Making money less of an alien concept for young children

Citizens Advice Hart have launched a free educational resource aimed at 5-7 year olds (Key Stage 1) called “Martian Marty’s Money Mission”. After a successful pilot in the school, the first to take it up is Cranford Park Primary, Yateley, Hampshire. Pupils were joined by high profile financial analyst, Louise Cooper to launch the packs.  Louise is a former pupil of the school, now more likely to be found on BBC Newsnight, Sky News, or in her Times newspaper column sharing her expertise on all things financial.

Louise Cooper, with Cranford Park Primary Key Stage 1 pupils (Left to Right): Shay; Jessica; Charlie; Sophie & Ollie.
Louise Cooper, with Cranford Park Primary Key Stage 1 pupils (Left to Right): Shay; Jessica; Charlie; Sophie & Ollie.

The project, funded by the ‘Big Lottery Fund’, aims to address one of the major issues on which local people approach Citizens Advice for help – money management. Along with other organisations, Citizens Advice wants to prioritise the development of financial capability, so that people can make well-informed decisions, and take positive financial action before it is too late. Figures suggest that 31% of 18-24 year olds are over-indebted, while debt charity StepChange has reported an 85% increase in the number of that age group seeking help between 2010-2013, with average unsecured debts of £5000.

“With Citizens Advice Hart seeing many 3rd and 4th generations of the same families having problems with debt, we took the decision to prioritise working with children on the issue, as many of the patterns of behaviour as to whether people avoid paying bills can be largely addressed by the age of seven years old,” explains Citizens Advice Hart CEO, Ouida Grant.

The packs, which are designed to fully support the National Curriculum, have learning outcomes for children, based around helping a Martian character who has arrived on Earth with no concept of money whatsoever. These include recognising coins; matching coins to written amounts; recognising which money has higher or lower values; and recognising what is a ‘want’ and what is a ‘need’.

Marty Martian packs from Hart Citizens Advice
Marty Martian packs from Hart Citizens Advice

It features specially commissioned characters, games, activities, cardboard coins, and lesson plans for the schools. The packs are available free of charge to schools in the Hart District area, and can be bought by other schools outside of the area.  Tavistock Infants in Fleet is the second school which will be using the packs.

Financial analyst/broadcaster Louise Cooper returns to her old primary school to back Hart Citizens Advices project with 5-7 year olds
Financial analyst/broadcaster Louise Cooper returns to her old primary school to back Hart Citizens Advices project with 5-7 year olds

Commenting on the initiative, Louise Cooper said; “Marty Martian will be a successful mission when it comes to money. As well as being used in classrooms, the packs are designed so that the children can start a conversation at home about the importance and value of money – something which is otherwise pretty much of a taboo.”

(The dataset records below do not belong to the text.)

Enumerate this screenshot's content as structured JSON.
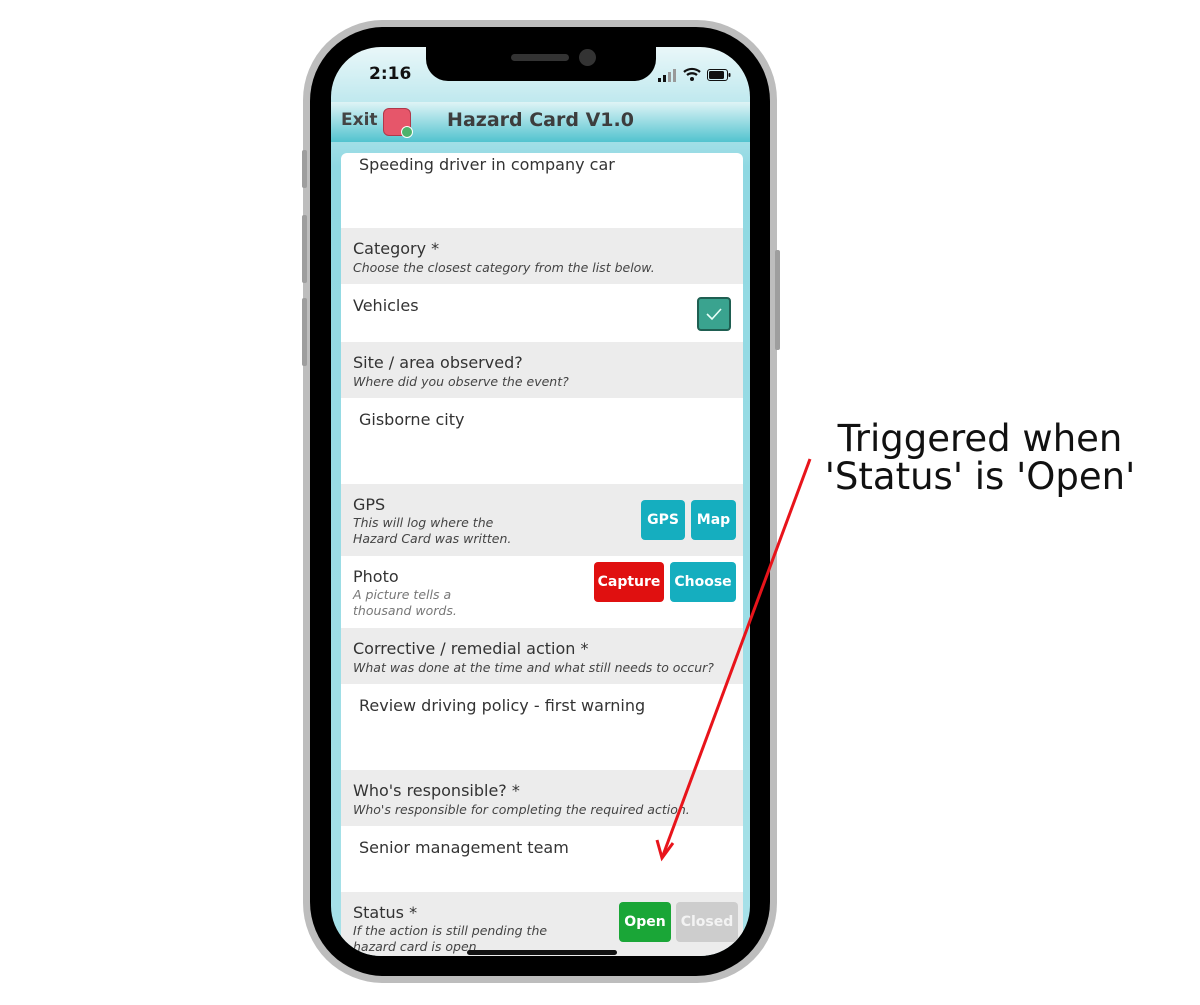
{
  "status_bar": {
    "time": "2:16"
  },
  "nav": {
    "exit_label": "Exit",
    "title": "Hazard Card V1.0"
  },
  "form": {
    "description_value": "Speeding driver in company car",
    "category": {
      "label": "Category *",
      "hint": "Choose the closest category from the list below.",
      "value": "Vehicles",
      "checked": true
    },
    "site": {
      "label": "Site / area observed?",
      "hint": "Where did you observe the event?",
      "value": "Gisborne city"
    },
    "gps": {
      "label": "GPS",
      "hint_line1": "This will log where the",
      "hint_line2": "Hazard Card was written.",
      "gps_button": "GPS",
      "map_button": "Map"
    },
    "photo": {
      "label": "Photo",
      "hint_line1": "A picture tells a",
      "hint_line2": "thousand words.",
      "capture_button": "Capture",
      "choose_button": "Choose"
    },
    "corrective": {
      "label": "Corrective / remedial action *",
      "hint": "What was done at the time and what still needs to occur?",
      "value": "Review driving policy - first warning"
    },
    "responsible": {
      "label": "Who's responsible? *",
      "hint": "Who's responsible for completing the required action.",
      "value": "Senior management team"
    },
    "status": {
      "label": "Status *",
      "hint_line1": "If the action is still pending the",
      "hint_line2": "hazard card is open",
      "open_button": "Open",
      "closed_button": "Closed",
      "selected": "Open"
    }
  },
  "annotation": {
    "line1": "Triggered when",
    "line2": "'Status' is 'Open'",
    "arrow_color": "#e8141b"
  },
  "colors": {
    "accent": "#15aebf",
    "capture": "#e01010",
    "open": "#1aa637",
    "closed_disabled": "#cdcdcd"
  }
}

If you work at a primary school in the Hart District, and are interested in taking the packs, you should contact the project coordinator, Ailsa Kempthorne at Citizens Advice Hart.  She has helpfully signposted these links too, one on habit formation and young children, and one on young people and financial capability, both by the Money Advice Service, which helped inform the project.